After Caesar‘s assassination, his heir Octavian emerged victorious from the ensuing civil wars, becoming Augustus – the first Emperor. While Augustus maintained the façade of Republican magistracies, real power now rested with the Emperor and his successors.


The Roman magistrates were a key pillar of the Republican system, representing the democratic element in the mixed constitution outlined by Polybius. Through institutions like the consulship, praetorship, and tribunate, Roman citizens had a voice in their own governance.

However, the story of the late Republican magistrates is also one of decline. As Rome‘s territory and wealth expanded, the stakes of political competition became ever higher. Ultimately, the traditional magistracies proved unable to contain the ambitions of men like Sulla, Pompey, and Caesar.

The fall of the Republic and the rise of the Empire marked a fundamental shift in Roman governance.

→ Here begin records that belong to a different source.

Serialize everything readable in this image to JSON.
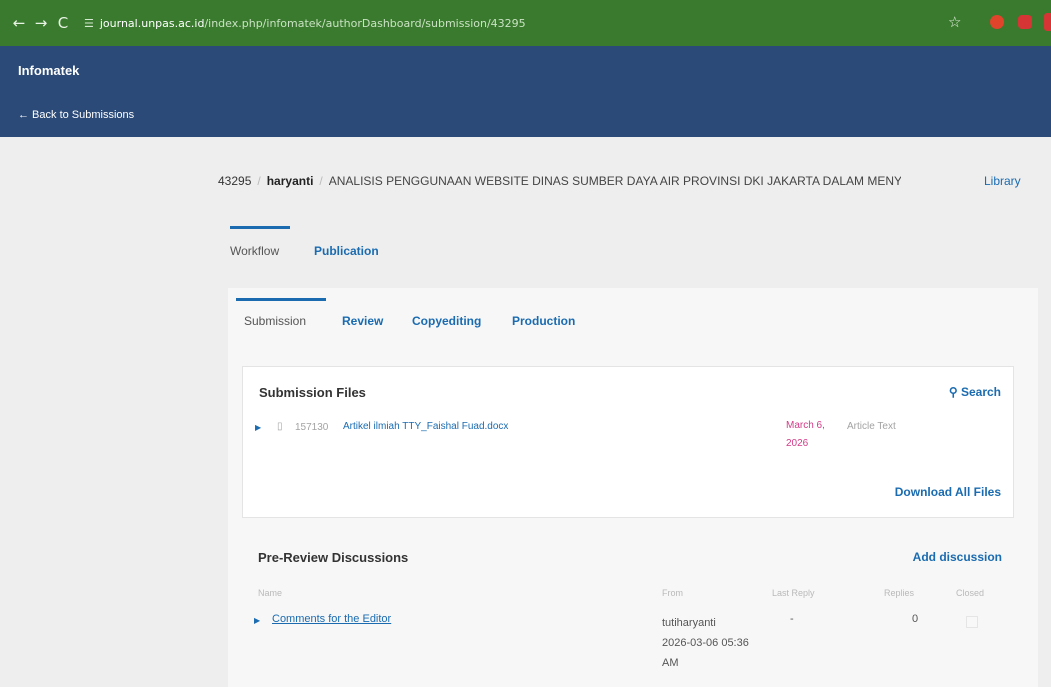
{
  "browser": {
    "url_host": "journal.unpas.ac.id",
    "url_path": "/index.php/infomatek/authorDashboard/submission/43295"
  },
  "header": {
    "journal_name": "Infomatek",
    "back_label": "← Back to Submissions"
  },
  "breadcrumb": {
    "id": "43295",
    "author": "haryanti",
    "title": "ANALISIS PENGGUNAAN WEBSITE DINAS SUMBER DAYA AIR PROVINSI DKI JAKARTA DALAM MENYAMPAIKAN INFORMASI",
    "library_label": "Library"
  },
  "main_tabs": [
    {
      "label": "Workflow",
      "active": true
    },
    {
      "label": "Publication",
      "active": false
    }
  ],
  "stage_tabs": [
    {
      "label": "Submission",
      "active": true
    },
    {
      "label": "Review",
      "active": false
    },
    {
      "label": "Copyediting",
      "active": false
    },
    {
      "label": "Production",
      "active": false
    }
  ],
  "submission_files": {
    "title": "Submission Files",
    "search_label": "Search",
    "download_all_label": "Download All Files",
    "files": [
      {
        "id": "157130",
        "name": "Artikel ilmiah TTY_Faishal Fuad.docx",
        "date_line1": "March 6,",
        "date_line2": "2026",
        "type": "Article Text"
      }
    ]
  },
  "discussions": {
    "title": "Pre-Review Discussions",
    "add_label": "Add discussion",
    "columns": {
      "name": "Name",
      "from": "From",
      "last_reply": "Last Reply",
      "replies": "Replies",
      "closed": "Closed"
    },
    "rows": [
      {
        "name": "Comments for the Editor",
        "from_user": "tutiharyanti",
        "from_date": "2026-03-06 05:36",
        "from_time_suffix": "AM",
        "last_reply": "-",
        "replies": "0"
      }
    ]
  },
  "colors": {
    "browser_bar": "#3a7a2e",
    "journal_bar": "#2b4a78",
    "link": "#1a6bb0",
    "date_highlight": "#d23b87"
  }
}
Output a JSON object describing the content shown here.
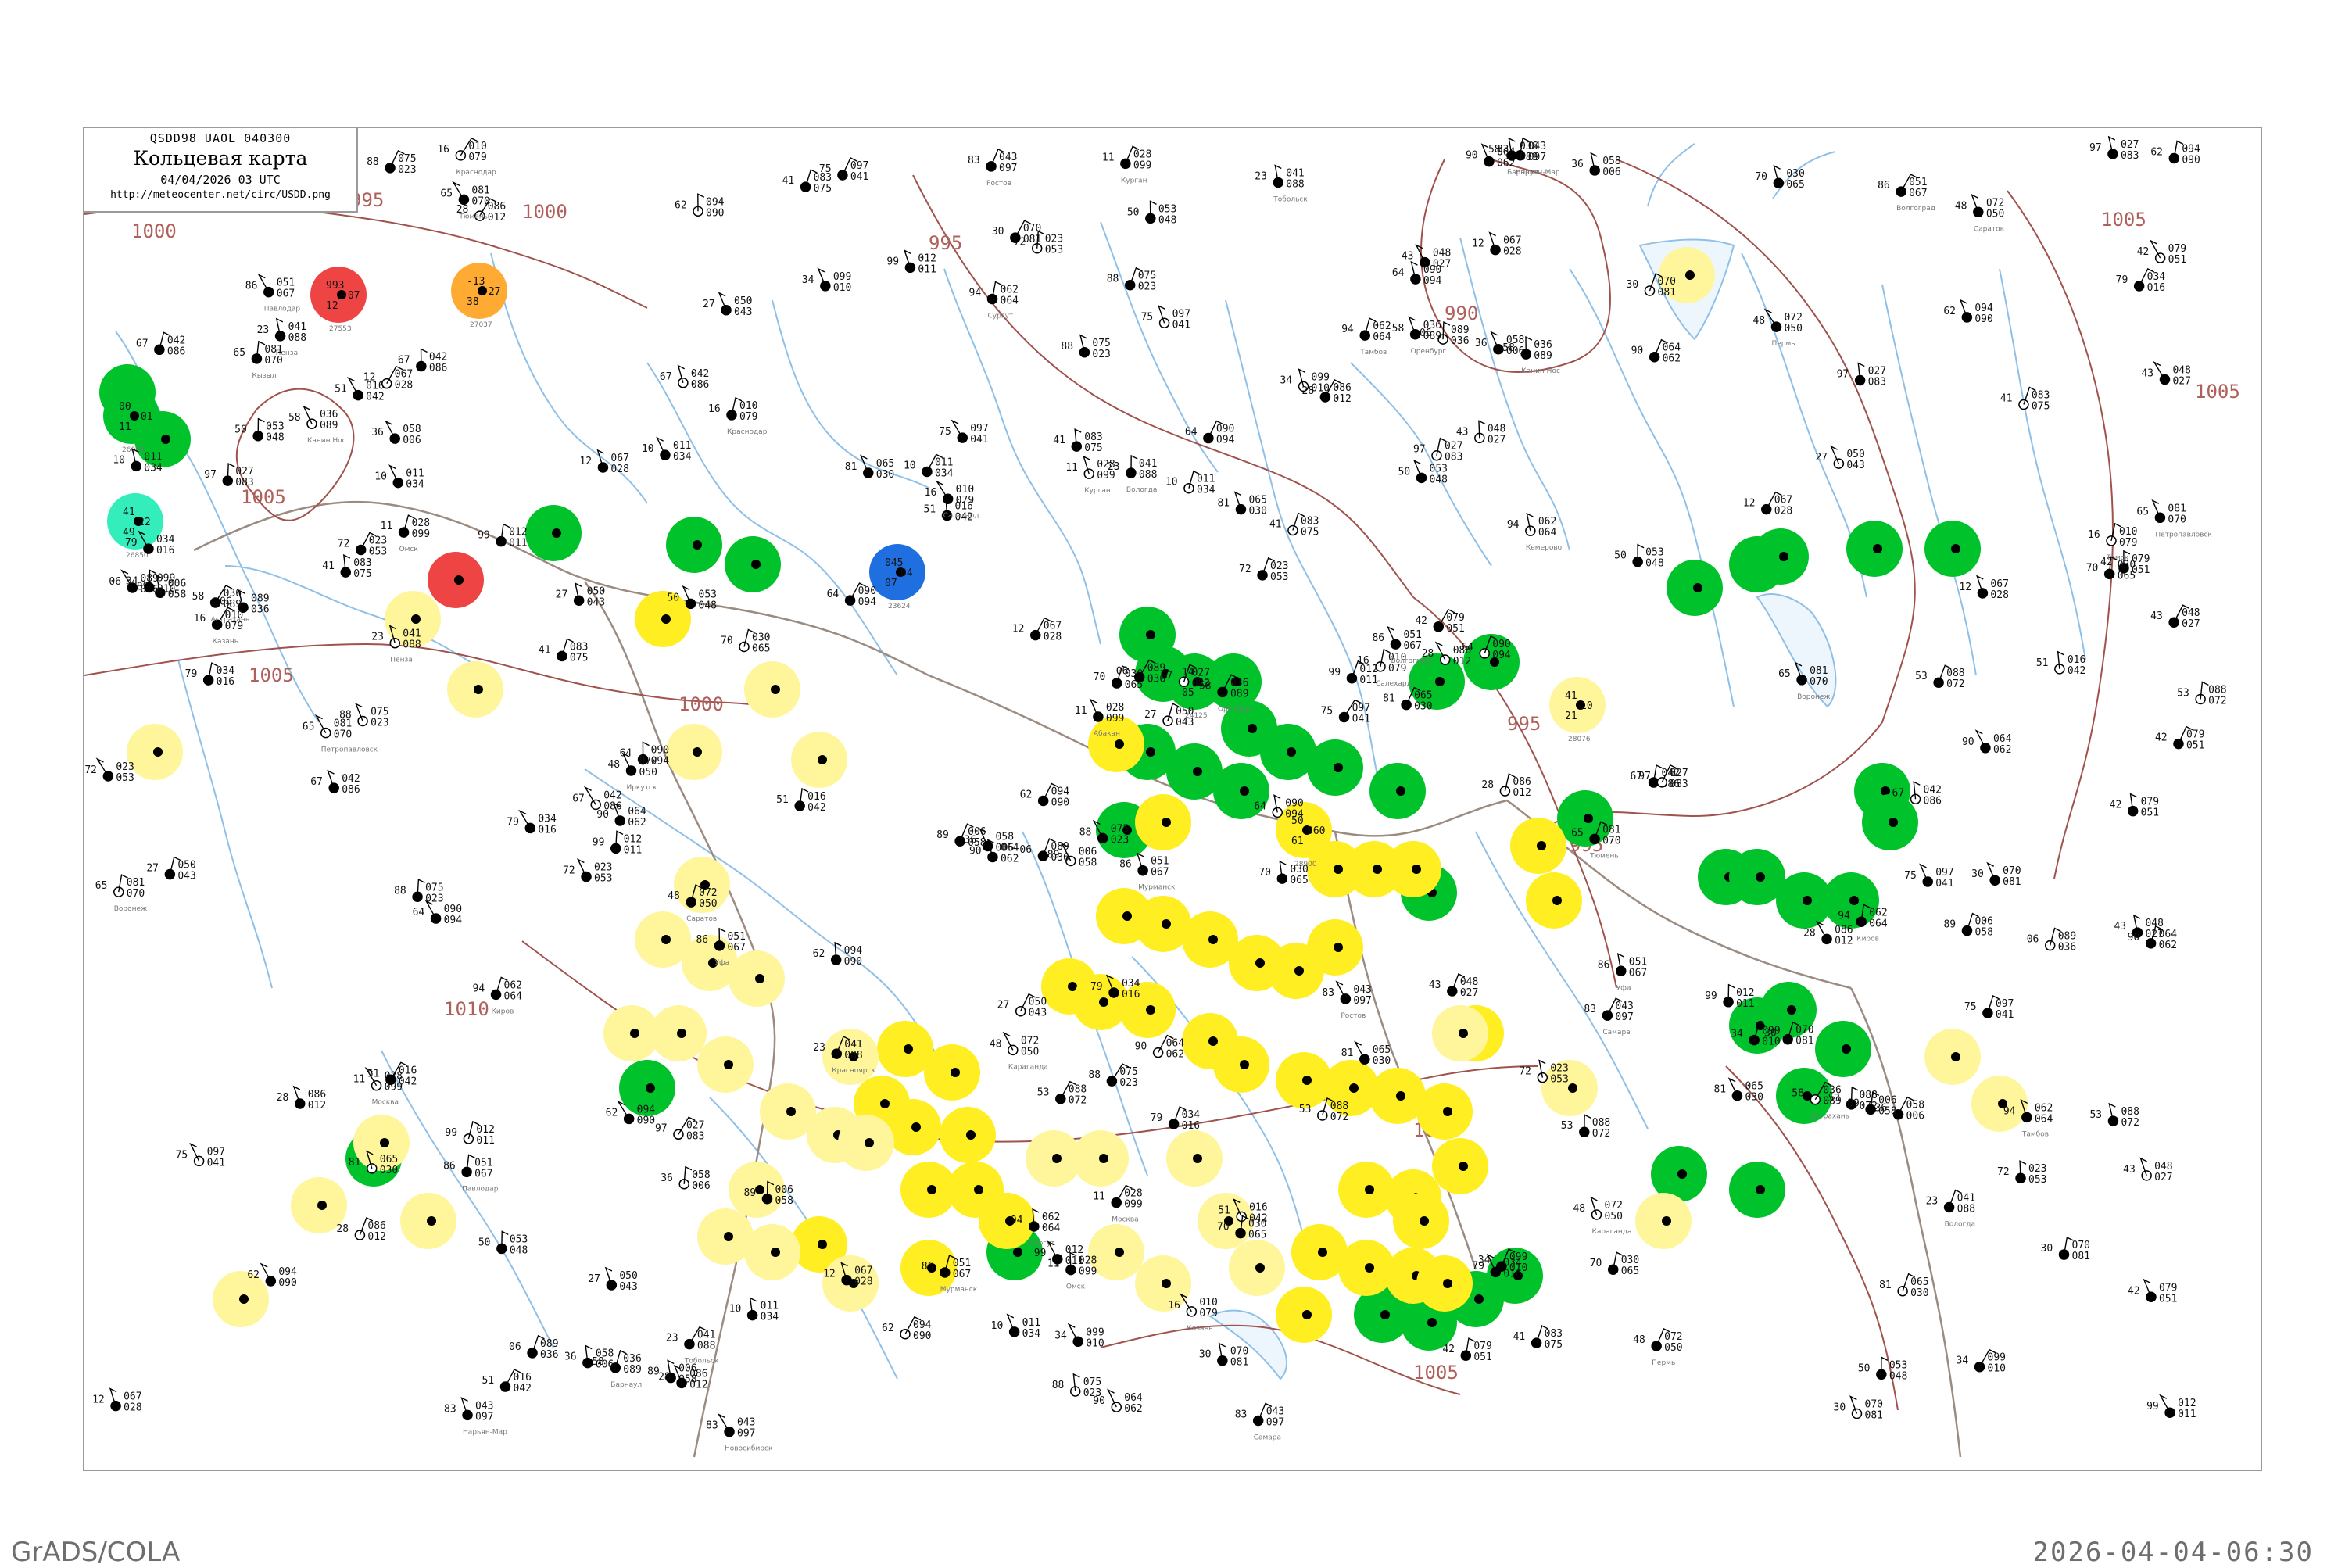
{
  "header": {
    "codes": "QSDD98  UAOL  040300",
    "title": "Кольцевая карта",
    "date": "04/04/2026 03 UTC",
    "url": "http://meteocenter.net/circ/USDD.png"
  },
  "footer": {
    "left": "GrADS/COLA",
    "right": "2026-04-04-06:30"
  },
  "colors": {
    "isobar": "#a0524d",
    "river": "#8fc0e8",
    "frame": "#9a9a9a",
    "station_green": "#00c22a",
    "station_yellow": "#ffee22",
    "station_lightyellow": "#fff59a",
    "station_red": "#ee4444",
    "station_orange": "#ffaa33",
    "station_blue": "#1f6fe0",
    "station_cyan": "#33eebb"
  },
  "map": {
    "isobar_labels": [
      "995",
      "1000",
      "1005",
      "1000",
      "1005",
      "990",
      "995",
      "995",
      "1000",
      "1005",
      "1005",
      "1010",
      "995",
      "995",
      "1000",
      "1005"
    ],
    "highlighted_stations": [
      {
        "category": "red",
        "values": [
          "993",
          "-07",
          "12"
        ],
        "name": "27553"
      },
      {
        "category": "orange",
        "values": [
          "-13",
          "-27",
          "38"
        ],
        "name": "27037"
      },
      {
        "category": "green",
        "values": [
          "00",
          "-01",
          "11"
        ],
        "name": "26060"
      },
      {
        "category": "cyan",
        "values": [
          "41",
          "22",
          "49"
        ],
        "name": "26850"
      },
      {
        "category": "blue",
        "values": [
          "045",
          "04",
          "07"
        ],
        "name": "23624"
      },
      {
        "category": "green",
        "values": [
          "14",
          "22",
          "05"
        ],
        "name": "24125"
      },
      {
        "category": "yellow",
        "values": [
          "50",
          "960",
          "61"
        ],
        "name": "28900"
      },
      {
        "category": "lightyellow",
        "values": [
          "41",
          "10",
          "21"
        ],
        "name": "28076"
      }
    ],
    "station_numbers": [
      "051",
      "094",
      "012",
      "067",
      "036",
      "086",
      "075",
      "064",
      "043",
      "023",
      "090",
      "050",
      "010",
      "058",
      "034",
      "079",
      "062",
      "011",
      "027",
      "070",
      "041",
      "083",
      "006",
      "097",
      "028",
      "065",
      "042",
      "099",
      "081",
      "016",
      "053",
      "089",
      "072",
      "048",
      "030",
      "088"
    ],
    "station_names": [
      "Мурманск",
      "Канин Нос",
      "Нарьян-Мар",
      "Салехард",
      "Сургут",
      "Тобольск",
      "Омск",
      "Тюмень",
      "Пермь",
      "Уфа",
      "Оренбург",
      "Самара",
      "Казань",
      "Киров",
      "Вологда",
      "Москва",
      "Воронеж",
      "Саратов",
      "Волгоград",
      "Астрахань",
      "Ростов",
      "Краснодар",
      "Тамбов",
      "Пенза",
      "Курган",
      "Петропавловск",
      "Караганда",
      "Павлодар",
      "Барнаул",
      "Новосибирск",
      "Томск",
      "Кемерово",
      "Красноярск",
      "Абакан",
      "Кызыл",
      "Иркутск"
    ]
  }
}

While the titles of consul and praetor endured, true authority now resided with the emperors. The delicate balance of power that had sustained the Republic for centuries had finally collapsed under its own weight.

As historians, studying the Roman magistrates offers invaluable lessons about the potentials and limitations of republican systems. It invites us to consider the inherent challenges of preserving democratic institutions in the face of individual ambition and societal upheaval. In this sense, the story of the Roman magistrates is one that continues to resonate in our own time.